Last week we visited Harriet’s family for Christmas. As part of the visit we introduced Jack to his Great-Grandpa. One time and place, four generations of family.
This got me thinking about The Great Span: a term that describes the personal connections made across history via a single lifetime. Jack got to meet his Great-Grandpa, born over 90 years ago, and perhaps in 90 years time he’ll meet his own great-grandchild. A span of 180 years. One more hop back, and we’re in the early 1800’s.
I also recall the concept of “personal density”, introduced to me via Breaking Bread with the Dead by Alan Jacobs. He writes with regards to expanding your reading horizons, but I think this applies equally well to understanding family connections of the past and future:
I’m going to try and convince you that the deeper your understanding of the past, the greater personal density you will accumulate.
I take that phrase from one of the most infuriatingly complex and inaccessible of twentieth-century novels, Thomas Pynchon’s Gravity’s Rainbow. Fortunately, you don’t have to read the novel to grasp the essential point that one of its characters makes. That character is a German engineer named Kurt Mondaugen, and his profession perhaps explains the curiously technical language he uses to express his core insight. Here is the in which we learn about “Mondaugen’s Law”:
“Personal density,” Kurt Mondaugen in his Peenemünde office not too many steps away from here, enunciating the Law which will one day bear his name, “is directly proportional to temporal bandwidth.”
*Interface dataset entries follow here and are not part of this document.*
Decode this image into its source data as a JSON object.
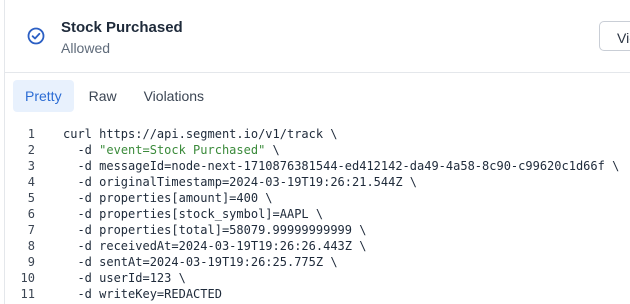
{
  "header": {
    "title": "Stock Purchased",
    "status": "Allowed",
    "view_button_label": "View"
  },
  "tabs": [
    {
      "label": "Pretty",
      "active": true
    },
    {
      "label": "Raw",
      "active": false
    },
    {
      "label": "Violations",
      "active": false
    }
  ],
  "code_lines": [
    {
      "num": "1",
      "indent": "",
      "pre": "curl https://api.segment.io/v1/track \\",
      "str": "",
      "post": ""
    },
    {
      "num": "2",
      "indent": "  ",
      "pre": "-d ",
      "str": "\"event=Stock Purchased\"",
      "post": " \\"
    },
    {
      "num": "3",
      "indent": "  ",
      "pre": "-d messageId=node-next-1710876381544-ed412142-da49-4a58-8c90-c99620c1d66f \\",
      "str": "",
      "post": ""
    },
    {
      "num": "4",
      "indent": "  ",
      "pre": "-d originalTimestamp=2024-03-19T19:26:21.544Z \\",
      "str": "",
      "post": ""
    },
    {
      "num": "5",
      "indent": "  ",
      "pre": "-d properties[amount]=400 \\",
      "str": "",
      "post": ""
    },
    {
      "num": "6",
      "indent": "  ",
      "pre": "-d properties[stock_symbol]=AAPL \\",
      "str": "",
      "post": ""
    },
    {
      "num": "7",
      "indent": "  ",
      "pre": "-d properties[total]=58079.99999999999 \\",
      "str": "",
      "post": ""
    },
    {
      "num": "8",
      "indent": "  ",
      "pre": "-d receivedAt=2024-03-19T19:26:26.443Z \\",
      "str": "",
      "post": ""
    },
    {
      "num": "9",
      "indent": "  ",
      "pre": "-d sentAt=2024-03-19T19:26:25.775Z \\",
      "str": "",
      "post": ""
    },
    {
      "num": "10",
      "indent": "  ",
      "pre": "-d userId=123 \\",
      "str": "",
      "post": ""
    },
    {
      "num": "11",
      "indent": "  ",
      "pre": "-d writeKey=REDACTED",
      "str": "",
      "post": ""
    }
  ],
  "colors": {
    "accent": "#2b6cd4",
    "active_tab_bg": "#e8f1fd",
    "string": "#3a8a3a"
  },
  "icons": {
    "status": "check-circle-icon"
  }
}
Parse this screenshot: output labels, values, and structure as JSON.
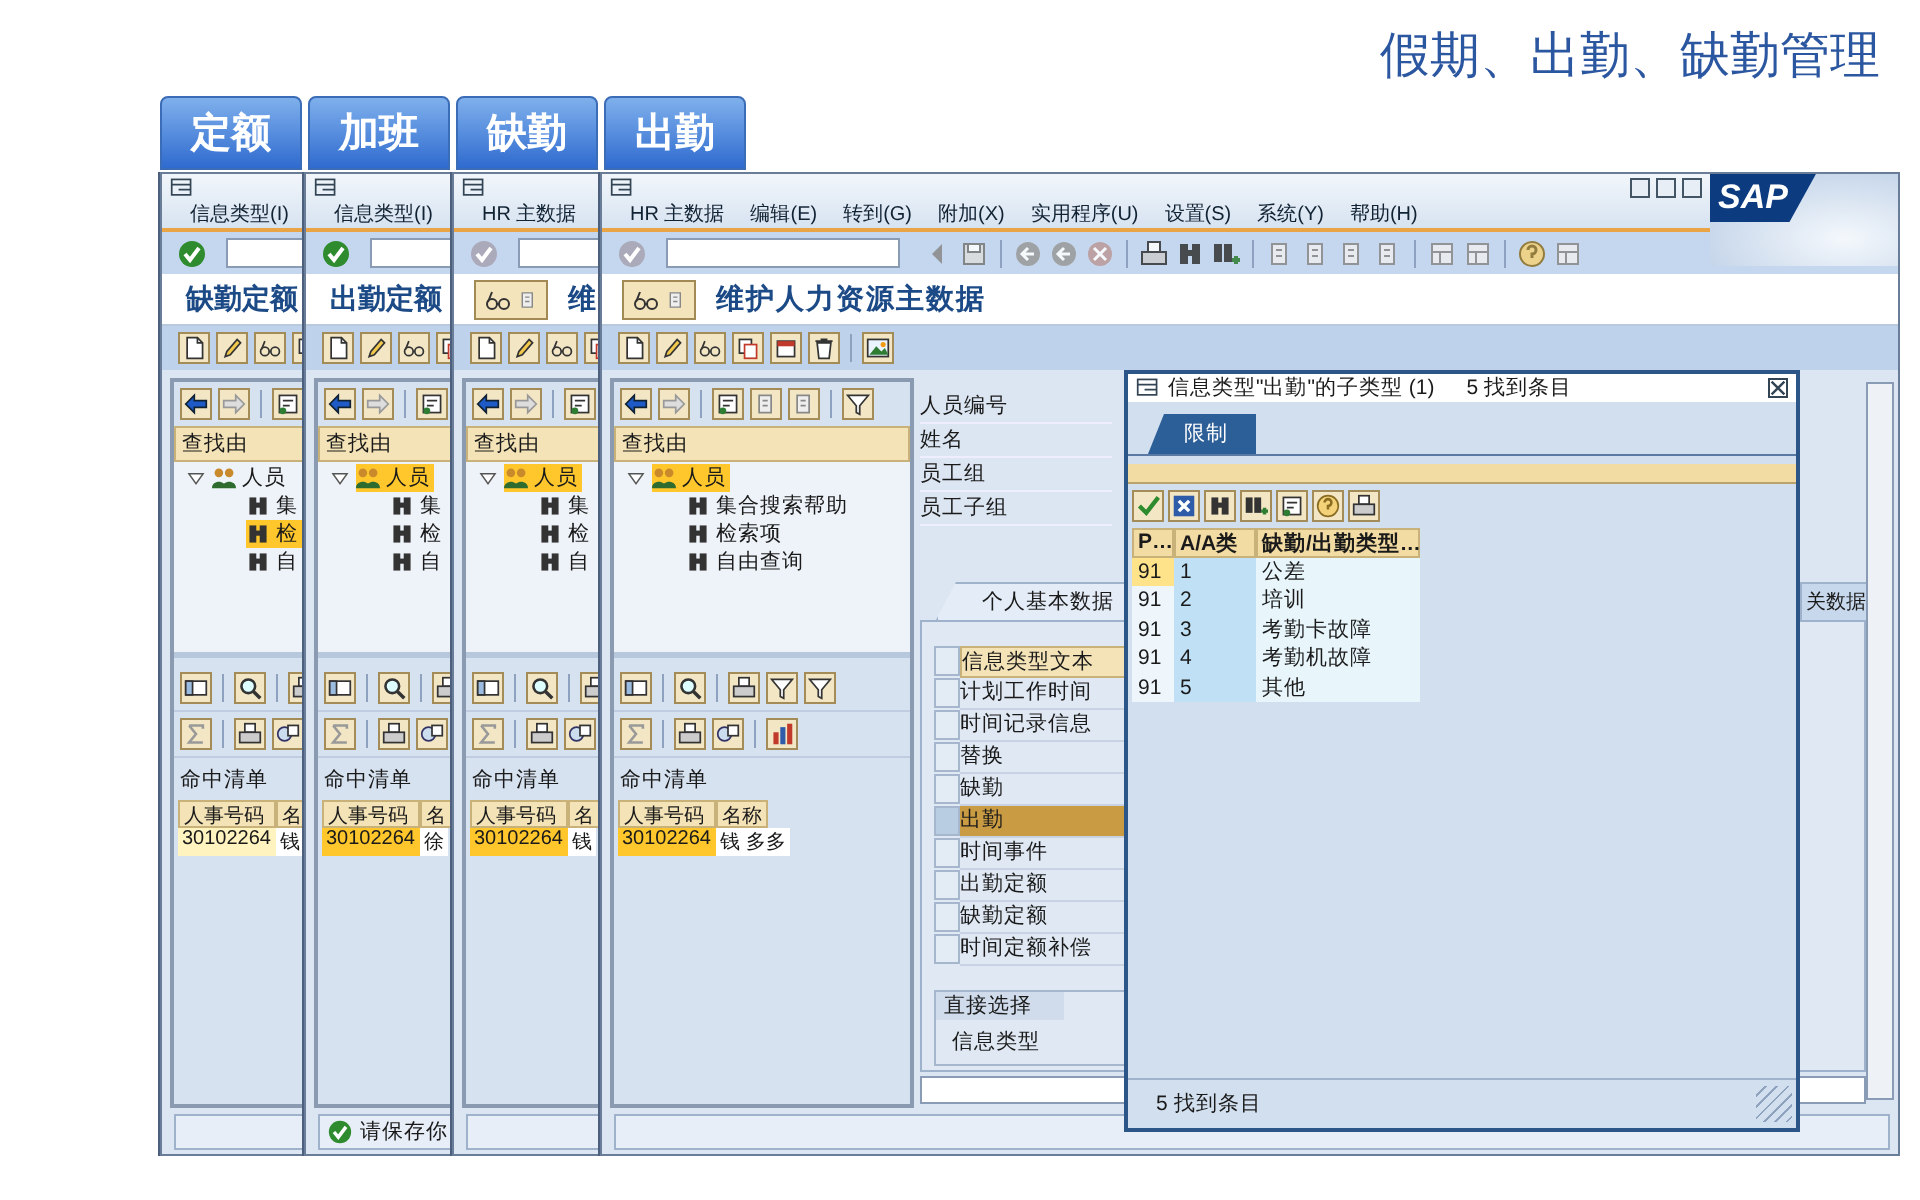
{
  "header": {
    "title": "假期、出勤、缺勤管理"
  },
  "section_buttons": [
    "定额",
    "加班",
    "缺勤",
    "出勤"
  ],
  "windows": [
    {
      "menu": [
        "信息类型(I)"
      ],
      "enter_enabled": true,
      "title": "缺勤定额",
      "title_button": false,
      "search_header": "查找由",
      "tree": {
        "label": "人员",
        "selected": false,
        "children": [
          {
            "label": "集",
            "selected": false
          },
          {
            "label": "检",
            "selected": true
          },
          {
            "label": "自",
            "selected": false
          }
        ]
      },
      "hit_list": {
        "title": "命中清单",
        "columns": [
          "人事号码",
          "名"
        ],
        "rows": [
          {
            "cells": [
              "30102264",
              "钱"
            ],
            "selected": false
          }
        ]
      }
    },
    {
      "menu": [
        "信息类型(I)"
      ],
      "enter_enabled": true,
      "title": "出勤定额",
      "title_button": false,
      "search_header": "查找由",
      "tree": {
        "label": "人员",
        "selected": true,
        "children": [
          {
            "label": "集",
            "selected": false
          },
          {
            "label": "检",
            "selected": false
          },
          {
            "label": "自",
            "selected": false
          }
        ]
      },
      "hit_list": {
        "title": "命中清单",
        "columns": [
          "人事号码",
          "名"
        ],
        "rows": [
          {
            "cells": [
              "30102264",
              "徐"
            ],
            "selected": true
          }
        ]
      },
      "status": {
        "kind": "success",
        "text": "请保存你"
      }
    },
    {
      "menu": [
        "HR 主数据"
      ],
      "enter_enabled": false,
      "title": "维",
      "title_button": true,
      "search_header": "查找由",
      "tree": {
        "label": "人员",
        "selected": true,
        "children": [
          {
            "label": "集",
            "selected": false
          },
          {
            "label": "检",
            "selected": false
          },
          {
            "label": "自",
            "selected": false
          }
        ]
      },
      "hit_list": {
        "title": "命中清单",
        "columns": [
          "人事号码",
          "名"
        ],
        "rows": [
          {
            "cells": [
              "30102264",
              "钱"
            ],
            "selected": true
          }
        ]
      }
    },
    {
      "menu": [
        "HR 主数据",
        "编辑(E)",
        "转到(G)",
        "附加(X)",
        "实用程序(U)",
        "设置(S)",
        "系统(Y)",
        "帮助(H)"
      ],
      "enter_enabled": false,
      "title": "维护人力资源主数据",
      "title_button": true,
      "logo": "SAP",
      "search_header": "查找由",
      "tree": {
        "label": "人员",
        "selected": true,
        "children": [
          {
            "label": "集合搜索帮助",
            "selected": false
          },
          {
            "label": "检索项",
            "selected": false
          },
          {
            "label": "自由查询",
            "selected": false
          }
        ]
      },
      "hit_list": {
        "title": "命中清单",
        "columns": [
          "人事号码",
          "名称"
        ],
        "rows": [
          {
            "cells": [
              "30102264",
              "钱 多多"
            ],
            "selected": true
          }
        ]
      },
      "main": {
        "fields": [
          "人员编号",
          "姓名",
          "员工组",
          "员工子组"
        ],
        "tabs": [
          {
            "label": "个人基本数据",
            "selected": true
          },
          {
            "label": "关数据",
            "selected": false
          }
        ],
        "infotypes": {
          "header": "信息类型文本",
          "rows": [
            {
              "label": "计划工作时间",
              "selected": false
            },
            {
              "label": "时间记录信息",
              "selected": false
            },
            {
              "label": "替换",
              "selected": false
            },
            {
              "label": "缺勤",
              "selected": false
            },
            {
              "label": "出勤",
              "selected": true
            },
            {
              "label": "时间事件",
              "selected": false
            },
            {
              "label": "出勤定额",
              "selected": false
            },
            {
              "label": "缺勤定额",
              "selected": false
            },
            {
              "label": "时间定额补偿",
              "selected": false
            }
          ]
        },
        "direct_selection": {
          "title": "直接选择",
          "label": "信息类型"
        }
      }
    }
  ],
  "popup": {
    "title": "信息类型\"出勤\"的子类型 (1)",
    "count": "5 找到条目",
    "tab": "限制",
    "columns": [
      "P…",
      "A/A类",
      "缺勤/出勤类型…"
    ],
    "rows": [
      {
        "cells": [
          "91",
          "1",
          "公差"
        ],
        "selected": true
      },
      {
        "cells": [
          "91",
          "2",
          "培训"
        ],
        "selected": false
      },
      {
        "cells": [
          "91",
          "3",
          "考勤卡故障"
        ],
        "selected": false
      },
      {
        "cells": [
          "91",
          "4",
          "考勤机故障"
        ],
        "selected": false
      },
      {
        "cells": [
          "91",
          "5",
          "其他"
        ],
        "selected": false
      }
    ],
    "status": "5 找到条目"
  }
}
“Temporal bandwidth” is the width of your present, your now… The more you dwell in the past and in the future, the thicker bandwidth, the more solid your persona. But the narrower your sense of Now, the more tenuous you are
Having Jack meet his Great-Grandpa was important to me for this reason. I’m sad that he can’t meet my grandparents, but I can reflect on how they would react to him, and what they might have liked to tell him about the world.
We asked Jack’s Great-Grandpa for a photo of them together, and suggested where he might want to frame it. He said: “it’s not for me, it’s for him, to know he had a great-grandfather.”